Trancending identities and othernesses: a challenge for public anthropology
Vassiliki Lalioti (National and Kapodistrian University of Athens)
Paper short abstract:
In the context of globalisation, anthropology could improve its public profile by transcending the dipole ‘contextualisation or human universals’, developing an active dialogue with non-governmental organisations that promote issues such as human rights and religious and racial equality.
Paper long abstract:

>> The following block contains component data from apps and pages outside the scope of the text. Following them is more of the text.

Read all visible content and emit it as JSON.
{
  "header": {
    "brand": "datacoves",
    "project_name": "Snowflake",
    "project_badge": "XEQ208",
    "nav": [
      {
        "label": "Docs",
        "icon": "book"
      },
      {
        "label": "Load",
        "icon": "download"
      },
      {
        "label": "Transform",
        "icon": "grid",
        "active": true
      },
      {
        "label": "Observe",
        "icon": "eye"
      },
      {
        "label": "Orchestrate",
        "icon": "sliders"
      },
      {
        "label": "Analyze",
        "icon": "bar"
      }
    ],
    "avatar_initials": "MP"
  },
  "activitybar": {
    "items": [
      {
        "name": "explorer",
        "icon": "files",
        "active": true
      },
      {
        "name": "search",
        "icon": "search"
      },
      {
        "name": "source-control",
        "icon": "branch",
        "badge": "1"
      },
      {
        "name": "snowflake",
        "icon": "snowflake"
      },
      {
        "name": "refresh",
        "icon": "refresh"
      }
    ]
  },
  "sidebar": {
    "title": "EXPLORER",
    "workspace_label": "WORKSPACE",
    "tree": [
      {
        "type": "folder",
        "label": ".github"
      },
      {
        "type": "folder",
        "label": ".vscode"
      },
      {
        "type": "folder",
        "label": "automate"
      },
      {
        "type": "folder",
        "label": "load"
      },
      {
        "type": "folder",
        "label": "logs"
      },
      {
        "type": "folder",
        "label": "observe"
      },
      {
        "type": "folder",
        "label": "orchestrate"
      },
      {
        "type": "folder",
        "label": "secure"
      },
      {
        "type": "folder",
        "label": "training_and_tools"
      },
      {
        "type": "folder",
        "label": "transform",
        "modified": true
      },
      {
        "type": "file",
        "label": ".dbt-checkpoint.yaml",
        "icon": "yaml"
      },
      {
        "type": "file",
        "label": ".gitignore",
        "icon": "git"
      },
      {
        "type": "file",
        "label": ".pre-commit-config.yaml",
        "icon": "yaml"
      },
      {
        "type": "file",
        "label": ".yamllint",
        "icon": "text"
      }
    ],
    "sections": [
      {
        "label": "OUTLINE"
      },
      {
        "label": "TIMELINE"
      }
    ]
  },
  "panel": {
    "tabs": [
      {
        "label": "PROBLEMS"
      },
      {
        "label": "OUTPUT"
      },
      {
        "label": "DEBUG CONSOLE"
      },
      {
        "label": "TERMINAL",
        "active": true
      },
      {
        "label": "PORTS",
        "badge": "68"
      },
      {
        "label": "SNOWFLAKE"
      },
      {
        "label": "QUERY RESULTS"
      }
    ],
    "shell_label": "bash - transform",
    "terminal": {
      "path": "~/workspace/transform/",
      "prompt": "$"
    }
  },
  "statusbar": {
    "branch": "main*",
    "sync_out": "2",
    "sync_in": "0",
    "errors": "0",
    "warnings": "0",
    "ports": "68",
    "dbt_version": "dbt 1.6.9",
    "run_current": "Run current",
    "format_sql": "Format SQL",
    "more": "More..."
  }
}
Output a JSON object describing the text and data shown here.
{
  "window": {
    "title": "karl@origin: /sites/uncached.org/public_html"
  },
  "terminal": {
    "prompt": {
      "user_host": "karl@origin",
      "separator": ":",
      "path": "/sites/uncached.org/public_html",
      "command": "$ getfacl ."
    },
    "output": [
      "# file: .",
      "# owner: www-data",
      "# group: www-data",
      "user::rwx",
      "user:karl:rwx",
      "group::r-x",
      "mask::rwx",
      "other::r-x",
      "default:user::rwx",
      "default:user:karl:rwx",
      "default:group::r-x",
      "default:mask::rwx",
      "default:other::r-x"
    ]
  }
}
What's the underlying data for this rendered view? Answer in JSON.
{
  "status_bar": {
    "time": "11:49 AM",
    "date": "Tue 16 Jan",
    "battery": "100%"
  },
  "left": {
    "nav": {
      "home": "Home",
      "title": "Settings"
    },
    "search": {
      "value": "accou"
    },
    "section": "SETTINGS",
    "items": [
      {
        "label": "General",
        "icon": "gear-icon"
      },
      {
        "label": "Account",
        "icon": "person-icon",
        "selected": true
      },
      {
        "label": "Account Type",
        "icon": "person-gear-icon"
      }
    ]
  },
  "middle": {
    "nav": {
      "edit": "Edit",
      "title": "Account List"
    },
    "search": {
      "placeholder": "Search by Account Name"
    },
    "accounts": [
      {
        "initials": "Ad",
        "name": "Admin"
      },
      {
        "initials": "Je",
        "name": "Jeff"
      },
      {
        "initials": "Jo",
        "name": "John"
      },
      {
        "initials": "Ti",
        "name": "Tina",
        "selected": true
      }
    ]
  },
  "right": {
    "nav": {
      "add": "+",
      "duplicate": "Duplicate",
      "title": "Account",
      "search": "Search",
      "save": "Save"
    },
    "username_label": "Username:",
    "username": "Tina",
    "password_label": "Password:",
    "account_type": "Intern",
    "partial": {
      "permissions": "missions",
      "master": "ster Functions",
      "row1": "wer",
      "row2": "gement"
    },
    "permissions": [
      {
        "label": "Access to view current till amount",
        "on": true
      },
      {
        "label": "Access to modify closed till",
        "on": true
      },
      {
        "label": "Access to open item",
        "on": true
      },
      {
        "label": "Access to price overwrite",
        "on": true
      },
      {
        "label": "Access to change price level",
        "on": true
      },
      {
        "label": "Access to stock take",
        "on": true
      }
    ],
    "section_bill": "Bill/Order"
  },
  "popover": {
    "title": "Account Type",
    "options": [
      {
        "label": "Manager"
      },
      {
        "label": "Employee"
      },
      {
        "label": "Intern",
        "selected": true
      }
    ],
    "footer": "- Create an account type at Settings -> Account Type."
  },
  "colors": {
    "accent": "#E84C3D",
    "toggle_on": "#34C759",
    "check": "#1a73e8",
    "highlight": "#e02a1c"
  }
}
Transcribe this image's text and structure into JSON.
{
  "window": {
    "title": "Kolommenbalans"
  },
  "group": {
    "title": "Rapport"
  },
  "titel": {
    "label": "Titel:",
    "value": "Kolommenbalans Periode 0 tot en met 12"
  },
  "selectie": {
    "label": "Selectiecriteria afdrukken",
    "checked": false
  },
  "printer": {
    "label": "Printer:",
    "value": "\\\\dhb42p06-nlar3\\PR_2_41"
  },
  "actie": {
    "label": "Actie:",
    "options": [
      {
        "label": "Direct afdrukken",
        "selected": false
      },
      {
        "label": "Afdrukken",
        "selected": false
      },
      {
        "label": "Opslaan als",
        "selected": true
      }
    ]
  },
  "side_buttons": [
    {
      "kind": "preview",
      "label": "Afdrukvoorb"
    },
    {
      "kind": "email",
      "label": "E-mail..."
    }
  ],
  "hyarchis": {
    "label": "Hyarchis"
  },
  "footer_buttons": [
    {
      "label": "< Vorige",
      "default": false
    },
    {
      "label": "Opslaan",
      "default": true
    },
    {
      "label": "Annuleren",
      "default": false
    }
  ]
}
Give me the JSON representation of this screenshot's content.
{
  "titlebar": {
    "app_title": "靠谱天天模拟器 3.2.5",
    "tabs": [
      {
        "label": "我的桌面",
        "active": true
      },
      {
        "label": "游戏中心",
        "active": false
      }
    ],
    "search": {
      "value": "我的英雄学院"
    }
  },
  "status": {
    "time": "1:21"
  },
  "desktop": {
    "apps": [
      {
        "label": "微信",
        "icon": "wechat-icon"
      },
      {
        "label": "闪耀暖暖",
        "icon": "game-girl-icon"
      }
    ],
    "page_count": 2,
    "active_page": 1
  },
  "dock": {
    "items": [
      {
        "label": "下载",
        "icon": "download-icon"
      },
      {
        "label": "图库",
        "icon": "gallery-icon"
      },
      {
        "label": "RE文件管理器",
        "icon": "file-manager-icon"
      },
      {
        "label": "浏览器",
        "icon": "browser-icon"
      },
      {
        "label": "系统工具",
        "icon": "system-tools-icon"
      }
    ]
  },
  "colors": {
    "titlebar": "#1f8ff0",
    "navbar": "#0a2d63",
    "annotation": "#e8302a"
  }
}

Anthropology has emerged as a translator of ways of life beyond the borders of its readers' experiences, challenging ethnocentrism, media stereotypes, denouncing discrimination and prejudice. One of its main purposes has been to call into question the established, offering distinct perspectives on the larger social dilemmas and fields of national and transnational power. All these have created the image of a discipline that cannot be carried out solely 'behind closed doors'. For achieving its purposes anthropology, at least in its recent history, has focused almost exclusively on the celebration of human diversity alone, through studies of the politics of identity and difference, of cultural difference within the context of history of power relations. In an increasingly globalised world, however, anthropological knowledge will be irrelevant as long as it does not provoke universal despair, if it does not offer feelings of security and solutions to social problems, if it does not help people understand their place in the world (natural and cultural) as a whole. Even within the context of recent developments in other disciplines (e.g. biological sciences - cloning, organ transplantation, etc.) nature is becoming artificial and culture is becoming natural while both categories are called into question. Anthropology could thus create a higher public profile by transcending the dipole 'contextualization or human universals' and help individuals place themselves more effectively in a connected and able to communicate world.
A WCAA debate: the public image of anthropology